Many have paid tribute to Star Wars actor Carrie Fisher after her untimely death at 60, but on Monday, her most famous co-star Mark Hamill stepped in with one long, guest column for The Hollywood Reporter to remember Fisher, who suffered a heart attack on a cross-country flight in December.
In the letter, he wrote about meeting Fisher for the first time:
"You know, she was 19 years old at the time. I was a worldly 24. So I was thinking, 'Oh my God, it'll be like working with a high school kid.' But I was just bowled over. I mean she was just so instantly ingratiating and funny and outspoken. She had a way of just being so brutally candid. I'd just met her but it was like talking to a person you'd known for ten years."
Hamill also detailed their relationship over the years—the good and the bad—carefully displaying that not all friendships are perfect, but they are beautiful.
"We ran the gamut over the years, where we were in love with each other, where we hated each other's guts. 'I'm not speaking to you, you're such a judgmental, royal brat!' We went through it all. It's like we were a family.
"When you were in her good graces, you couldn't have more fun with any person on the planet. She was able to make you feel like you were the most important thing in her life. I think that's a really rare quality. And then you could go 180 degrees opposite, where you were furious with one another and wouldn't speak for weeks and weeks. But that's all part of what makes a relationship complete.

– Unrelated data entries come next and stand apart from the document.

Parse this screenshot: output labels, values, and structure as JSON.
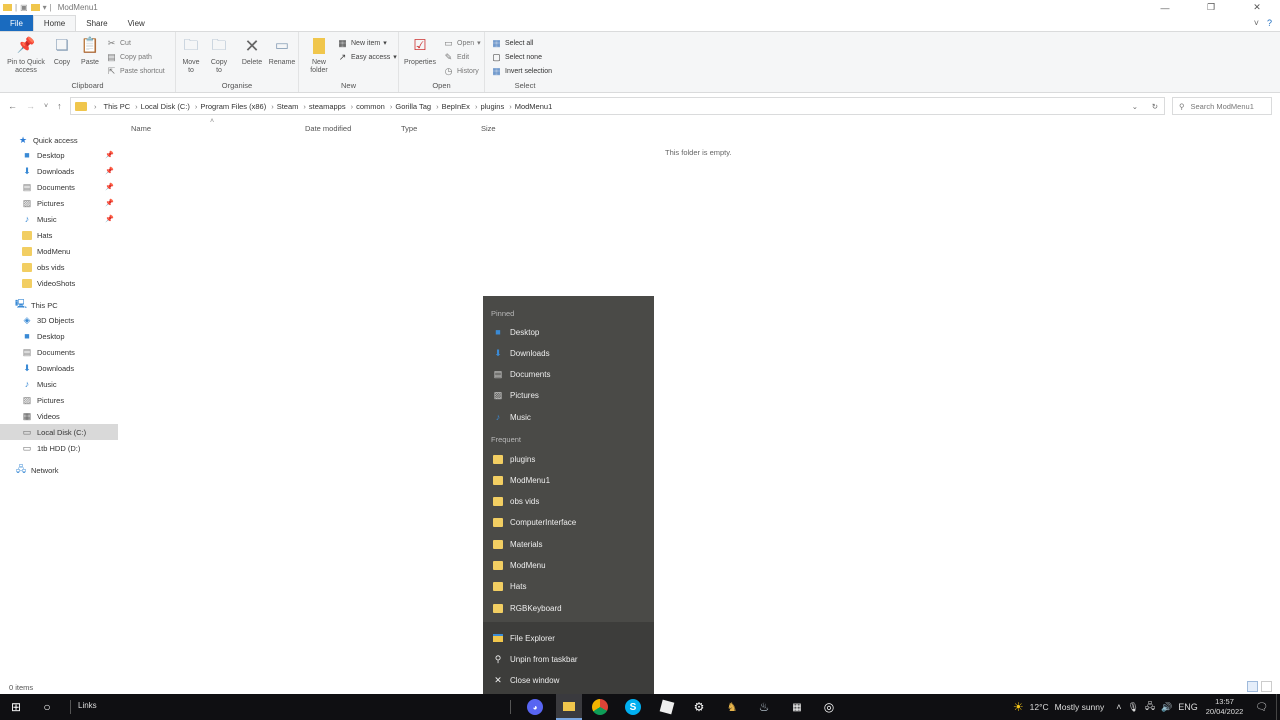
{
  "window": {
    "title": "ModMenu1",
    "tabs": [
      "File",
      "Home",
      "Share",
      "View"
    ]
  },
  "ribbon": {
    "clipboard": {
      "label": "Clipboard",
      "pin": "Pin to Quick access",
      "copy": "Copy",
      "paste": "Paste",
      "cut": "Cut",
      "copy_path": "Copy path",
      "paste_shortcut": "Paste shortcut"
    },
    "organise": {
      "label": "Organise",
      "move_to": "Move to",
      "copy_to": "Copy to",
      "delete": "Delete",
      "rename": "Rename"
    },
    "new": {
      "label": "New",
      "new_folder": "New folder",
      "new_item": "New item",
      "easy_access": "Easy access"
    },
    "open": {
      "label": "Open",
      "properties": "Properties",
      "open": "Open",
      "edit": "Edit",
      "history": "History"
    },
    "select": {
      "label": "Select",
      "select_all": "Select all",
      "select_none": "Select none",
      "invert": "Invert selection"
    }
  },
  "address": {
    "crumbs": [
      "This PC",
      "Local Disk (C:)",
      "Program Files (x86)",
      "Steam",
      "steamapps",
      "common",
      "Gorilla Tag",
      "BepInEx",
      "plugins",
      "ModMenu1"
    ],
    "search_placeholder": "Search ModMenu1"
  },
  "nav": {
    "quick_access": "Quick access",
    "quick_items": [
      "Desktop",
      "Downloads",
      "Documents",
      "Pictures",
      "Music",
      "Hats",
      "ModMenu",
      "obs vids",
      "VideoShots"
    ],
    "this_pc": "This PC",
    "pc_items": [
      "3D Objects",
      "Desktop",
      "Documents",
      "Downloads",
      "Music",
      "Pictures",
      "Videos",
      "Local Disk (C:)",
      "1tb HDD (D:)"
    ],
    "network": "Network"
  },
  "content": {
    "columns": [
      "Name",
      "Date modified",
      "Type",
      "Size"
    ],
    "empty_text": "This folder is empty."
  },
  "status": {
    "items": "0 items"
  },
  "jumplist": {
    "pinned_label": "Pinned",
    "pinned": [
      "Desktop",
      "Downloads",
      "Documents",
      "Pictures",
      "Music"
    ],
    "frequent_label": "Frequent",
    "frequent": [
      "plugins",
      "ModMenu1",
      "obs vids",
      "ComputerInterface",
      "Materials",
      "ModMenu",
      "Hats",
      "RGBKeyboard"
    ],
    "actions": [
      "File Explorer",
      "Unpin from taskbar",
      "Close window"
    ]
  },
  "taskbar": {
    "links": "Links",
    "weather_temp": "12°C",
    "weather_desc": "Mostly sunny",
    "time": "13:57",
    "date": "20/04/2022"
  }
}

It's not all one sided. Like I say, she was a handful. She was high maintenance. But my life would have been so much drabber and less interesting if she hadn't been the friend that she was."
Perhaps the cutest part? Reading Hamill's thoughts on Fisher's laugh:
The lengths I would go to hear her laugh — there were no limits. I loved her and loved making her laugh. She would do these crazy things and make me do these crazy things, but I really don’t think they were crazy after all. In a way, it was a defense mechanism for her. She was so off the wall, she could use it as protection. Part of what was so poignant about her was that she was vulnerable, that there was this glimmer of a little girl that was so appealing and it roused the protective nature in my personality.
Go read the full letter on THR.